The Tennessee Department of Health acknowledges it has work to do in identifying doctors and nurse practitioners who are overprescribing opioids.
A state comptroller’s report released last week identified 62 prescribers who were far outside the average. The Health Department hadn’t opened an inquiry into half of them.
“We’ve primarily been complaint-driven,” assistant commissioner Alexa Witcher told state lawmakers on Monday.
She said the department intends to become more proactive, particularly in linking overdose deaths to specific physicians.
“One of the tools that we’ve been given and that we’re developing is the high-risk prescribers list,” she said, “and the overdose of patients of a particular prescriber is one of the factors that we look at.”
Health department officials say they are somewhat limited in how they can discipline a licensed medical professional, but plan to be more “attentive, starting with the 62 flagged by the comptroller.”
Members of the House Health Committee praised the department for helping to cut the total number of opioid prescriptions in the state by half since 2012, but several suggested the state should take more drastic action.

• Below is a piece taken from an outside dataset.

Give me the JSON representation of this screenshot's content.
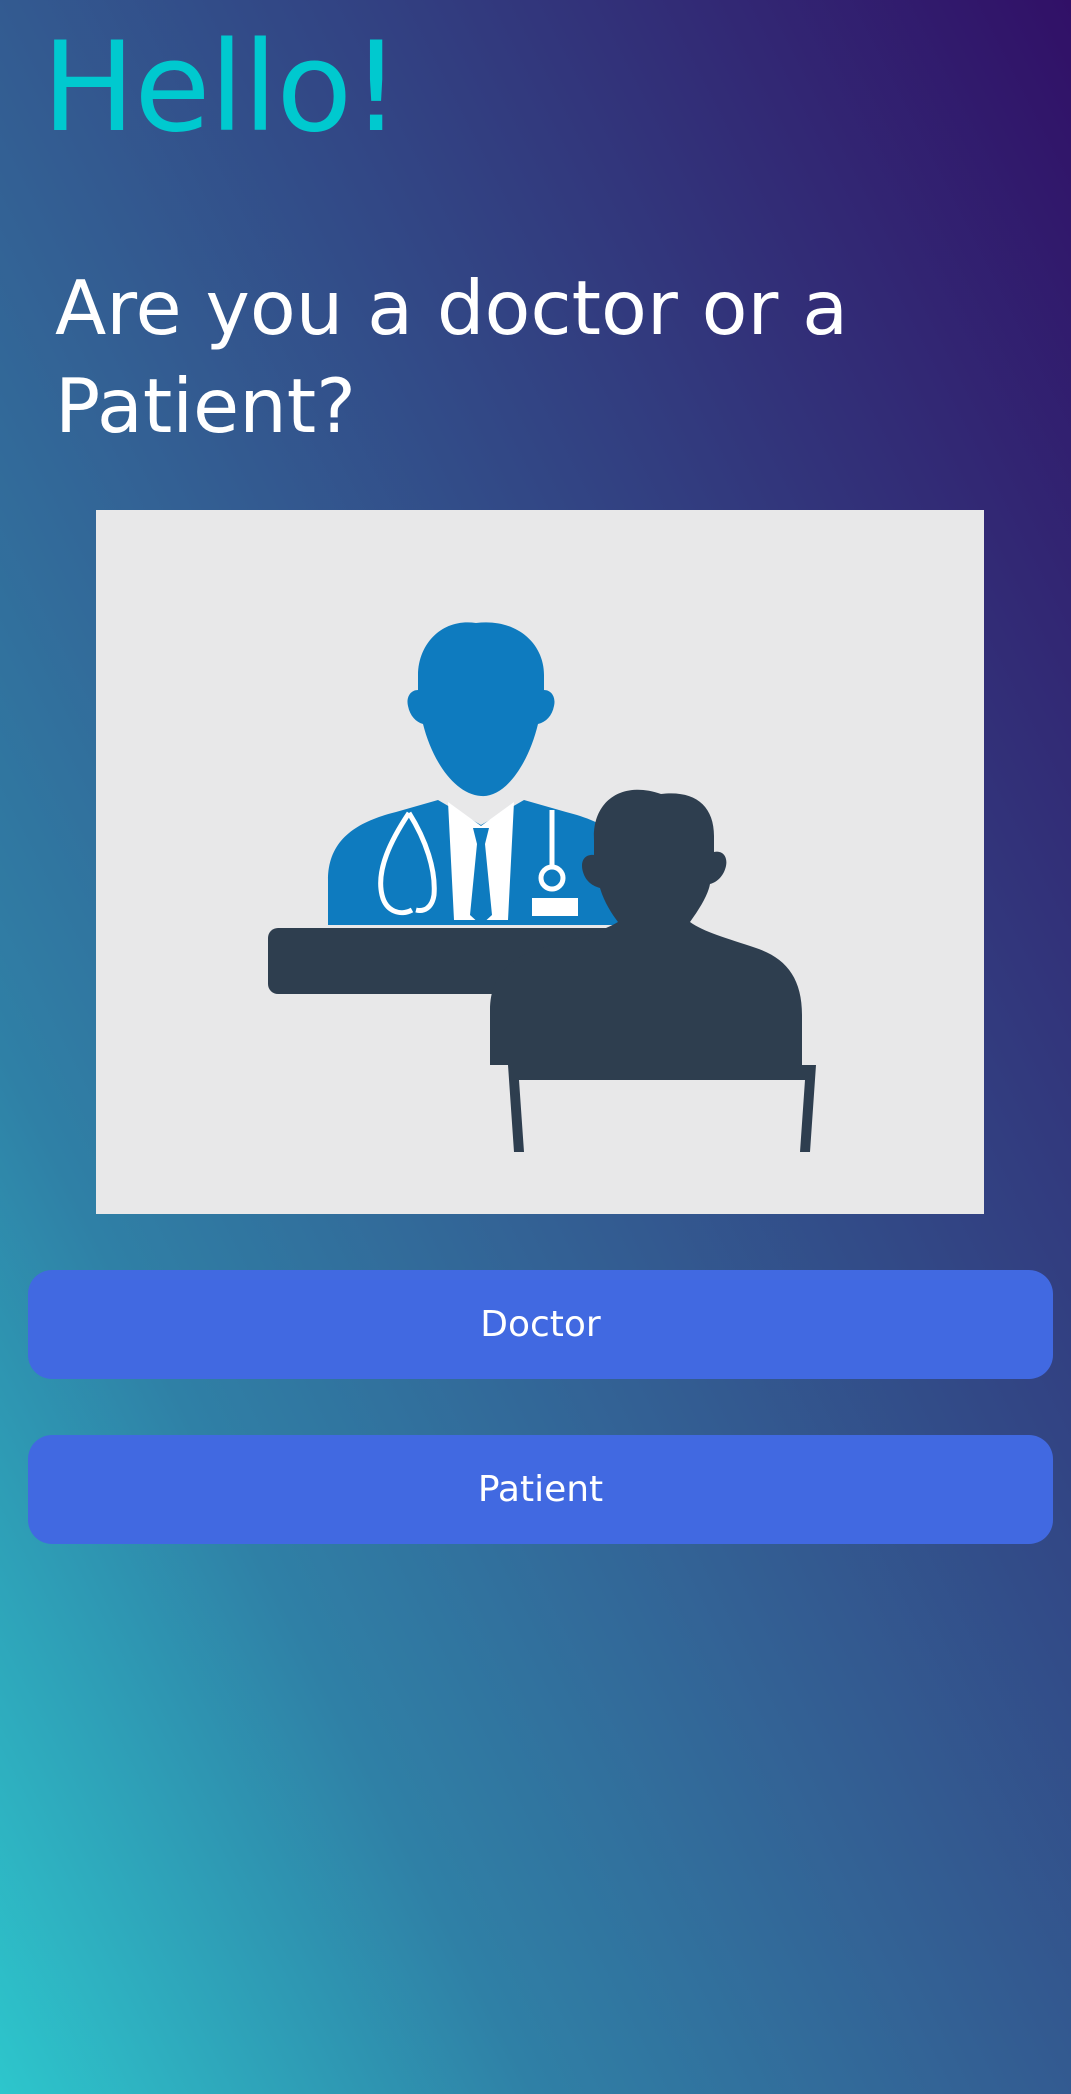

“It’s legalized drug trafficking,” said Rep. Jerry Sexton, R-Bean Station. “And I would think we could rein that in more than we have.”